### Work instruction
Go line by line through the entries below and copy those containing the string "Target".

[Source data]
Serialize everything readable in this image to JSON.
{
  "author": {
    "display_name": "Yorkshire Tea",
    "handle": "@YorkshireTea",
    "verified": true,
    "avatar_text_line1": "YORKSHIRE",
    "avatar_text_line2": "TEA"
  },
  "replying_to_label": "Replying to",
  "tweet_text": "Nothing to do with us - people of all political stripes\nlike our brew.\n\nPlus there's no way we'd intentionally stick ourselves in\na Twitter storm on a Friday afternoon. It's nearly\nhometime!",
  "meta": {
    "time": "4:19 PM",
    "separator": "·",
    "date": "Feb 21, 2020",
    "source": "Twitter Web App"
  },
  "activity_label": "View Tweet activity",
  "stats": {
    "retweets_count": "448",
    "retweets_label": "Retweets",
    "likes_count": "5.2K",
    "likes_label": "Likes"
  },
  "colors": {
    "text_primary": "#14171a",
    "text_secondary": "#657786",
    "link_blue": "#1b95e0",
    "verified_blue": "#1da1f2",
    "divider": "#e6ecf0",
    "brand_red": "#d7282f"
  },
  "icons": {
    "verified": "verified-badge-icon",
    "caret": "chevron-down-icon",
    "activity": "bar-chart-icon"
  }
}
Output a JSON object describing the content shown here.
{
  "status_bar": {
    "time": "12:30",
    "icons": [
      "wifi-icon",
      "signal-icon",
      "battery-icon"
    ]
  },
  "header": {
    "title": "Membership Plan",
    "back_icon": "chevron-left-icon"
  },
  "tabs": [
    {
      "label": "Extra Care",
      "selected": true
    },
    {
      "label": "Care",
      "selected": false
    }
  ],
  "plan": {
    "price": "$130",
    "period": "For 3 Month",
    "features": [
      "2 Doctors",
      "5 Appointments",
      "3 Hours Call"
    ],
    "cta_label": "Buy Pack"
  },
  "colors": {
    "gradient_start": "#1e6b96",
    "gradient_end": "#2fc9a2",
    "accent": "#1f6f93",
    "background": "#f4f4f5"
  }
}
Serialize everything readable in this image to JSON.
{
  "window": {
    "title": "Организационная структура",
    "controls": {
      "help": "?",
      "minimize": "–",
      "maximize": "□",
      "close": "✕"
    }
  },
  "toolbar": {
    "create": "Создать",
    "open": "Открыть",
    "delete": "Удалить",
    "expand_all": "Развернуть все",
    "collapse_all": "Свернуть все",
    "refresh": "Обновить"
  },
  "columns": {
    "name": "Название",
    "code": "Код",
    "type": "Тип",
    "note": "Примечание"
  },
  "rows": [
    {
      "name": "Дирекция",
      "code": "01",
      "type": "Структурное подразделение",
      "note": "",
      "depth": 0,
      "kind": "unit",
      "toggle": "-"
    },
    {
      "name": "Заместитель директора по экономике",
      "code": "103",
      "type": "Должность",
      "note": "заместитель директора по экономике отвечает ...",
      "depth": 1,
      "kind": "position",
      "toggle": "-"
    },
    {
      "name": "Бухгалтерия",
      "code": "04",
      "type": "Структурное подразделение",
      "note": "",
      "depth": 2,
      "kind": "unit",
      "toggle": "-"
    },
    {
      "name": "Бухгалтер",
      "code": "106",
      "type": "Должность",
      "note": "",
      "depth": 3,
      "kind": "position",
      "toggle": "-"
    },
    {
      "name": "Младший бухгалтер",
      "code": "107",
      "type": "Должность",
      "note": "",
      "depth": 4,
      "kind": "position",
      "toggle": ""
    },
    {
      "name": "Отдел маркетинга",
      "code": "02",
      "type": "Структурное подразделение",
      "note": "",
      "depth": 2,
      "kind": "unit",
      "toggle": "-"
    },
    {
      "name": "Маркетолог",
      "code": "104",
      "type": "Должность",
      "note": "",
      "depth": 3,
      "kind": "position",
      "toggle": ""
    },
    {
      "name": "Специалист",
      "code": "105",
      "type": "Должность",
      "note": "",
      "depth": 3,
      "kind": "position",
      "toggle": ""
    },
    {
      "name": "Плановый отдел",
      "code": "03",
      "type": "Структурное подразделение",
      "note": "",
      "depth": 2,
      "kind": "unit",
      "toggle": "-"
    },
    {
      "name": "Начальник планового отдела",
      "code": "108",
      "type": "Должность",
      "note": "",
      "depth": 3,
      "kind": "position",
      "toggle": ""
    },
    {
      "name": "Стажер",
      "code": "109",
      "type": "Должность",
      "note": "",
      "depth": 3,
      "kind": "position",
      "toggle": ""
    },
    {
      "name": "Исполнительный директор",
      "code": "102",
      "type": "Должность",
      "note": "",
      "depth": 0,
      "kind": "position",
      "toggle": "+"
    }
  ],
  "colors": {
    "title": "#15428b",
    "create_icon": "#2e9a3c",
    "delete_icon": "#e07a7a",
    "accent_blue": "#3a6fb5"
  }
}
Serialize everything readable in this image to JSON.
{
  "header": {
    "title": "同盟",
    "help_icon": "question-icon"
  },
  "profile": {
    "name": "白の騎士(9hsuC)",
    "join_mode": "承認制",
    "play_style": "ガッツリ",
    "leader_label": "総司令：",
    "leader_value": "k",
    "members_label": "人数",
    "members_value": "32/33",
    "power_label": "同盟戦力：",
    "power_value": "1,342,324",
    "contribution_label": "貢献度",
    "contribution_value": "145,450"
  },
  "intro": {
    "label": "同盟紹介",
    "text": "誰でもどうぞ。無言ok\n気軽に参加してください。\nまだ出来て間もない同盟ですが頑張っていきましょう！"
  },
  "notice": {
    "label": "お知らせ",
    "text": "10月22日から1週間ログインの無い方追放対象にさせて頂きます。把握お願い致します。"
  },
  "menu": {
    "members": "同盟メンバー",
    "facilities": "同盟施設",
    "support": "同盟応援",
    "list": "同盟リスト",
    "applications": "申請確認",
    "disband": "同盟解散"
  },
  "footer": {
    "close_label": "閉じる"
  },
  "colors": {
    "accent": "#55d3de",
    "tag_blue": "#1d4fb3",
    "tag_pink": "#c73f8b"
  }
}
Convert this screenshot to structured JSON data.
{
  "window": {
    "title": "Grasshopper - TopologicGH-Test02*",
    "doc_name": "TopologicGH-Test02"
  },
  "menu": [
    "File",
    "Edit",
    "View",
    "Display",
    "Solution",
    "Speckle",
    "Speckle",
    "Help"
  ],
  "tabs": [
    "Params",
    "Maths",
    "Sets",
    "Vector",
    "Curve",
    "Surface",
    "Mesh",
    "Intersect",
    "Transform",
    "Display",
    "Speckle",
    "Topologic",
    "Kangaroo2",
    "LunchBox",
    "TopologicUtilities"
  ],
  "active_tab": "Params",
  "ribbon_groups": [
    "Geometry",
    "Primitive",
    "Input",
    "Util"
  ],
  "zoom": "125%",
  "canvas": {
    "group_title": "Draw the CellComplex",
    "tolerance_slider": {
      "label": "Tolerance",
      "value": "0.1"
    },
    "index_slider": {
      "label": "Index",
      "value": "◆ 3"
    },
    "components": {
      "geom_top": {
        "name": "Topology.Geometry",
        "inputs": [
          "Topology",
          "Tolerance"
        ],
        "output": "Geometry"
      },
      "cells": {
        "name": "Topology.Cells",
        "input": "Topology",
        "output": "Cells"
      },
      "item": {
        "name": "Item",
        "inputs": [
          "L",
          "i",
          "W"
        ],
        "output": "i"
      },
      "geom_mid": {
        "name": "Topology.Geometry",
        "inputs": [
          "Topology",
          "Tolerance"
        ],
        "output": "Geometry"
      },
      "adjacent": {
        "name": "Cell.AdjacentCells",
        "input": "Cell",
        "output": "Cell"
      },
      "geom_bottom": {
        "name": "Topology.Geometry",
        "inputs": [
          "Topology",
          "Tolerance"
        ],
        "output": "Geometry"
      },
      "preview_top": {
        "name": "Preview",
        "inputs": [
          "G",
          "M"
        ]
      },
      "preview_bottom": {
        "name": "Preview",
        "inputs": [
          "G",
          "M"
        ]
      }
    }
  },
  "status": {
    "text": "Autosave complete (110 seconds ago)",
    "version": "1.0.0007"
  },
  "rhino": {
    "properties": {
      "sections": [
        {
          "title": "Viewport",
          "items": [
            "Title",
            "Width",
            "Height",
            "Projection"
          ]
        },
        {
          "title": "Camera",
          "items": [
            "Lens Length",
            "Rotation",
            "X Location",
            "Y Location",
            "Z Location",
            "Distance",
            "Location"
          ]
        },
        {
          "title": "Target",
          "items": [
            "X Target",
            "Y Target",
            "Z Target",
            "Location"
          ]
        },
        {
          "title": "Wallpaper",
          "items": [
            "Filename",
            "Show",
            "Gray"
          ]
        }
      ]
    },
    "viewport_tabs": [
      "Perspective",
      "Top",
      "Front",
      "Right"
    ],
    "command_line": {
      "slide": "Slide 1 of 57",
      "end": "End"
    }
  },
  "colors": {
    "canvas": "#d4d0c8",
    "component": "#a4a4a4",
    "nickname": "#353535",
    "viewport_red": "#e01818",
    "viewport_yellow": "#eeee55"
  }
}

### Problem solution
          "title": "Target",
            "X Target",
            "Y Target",
            "Z Target",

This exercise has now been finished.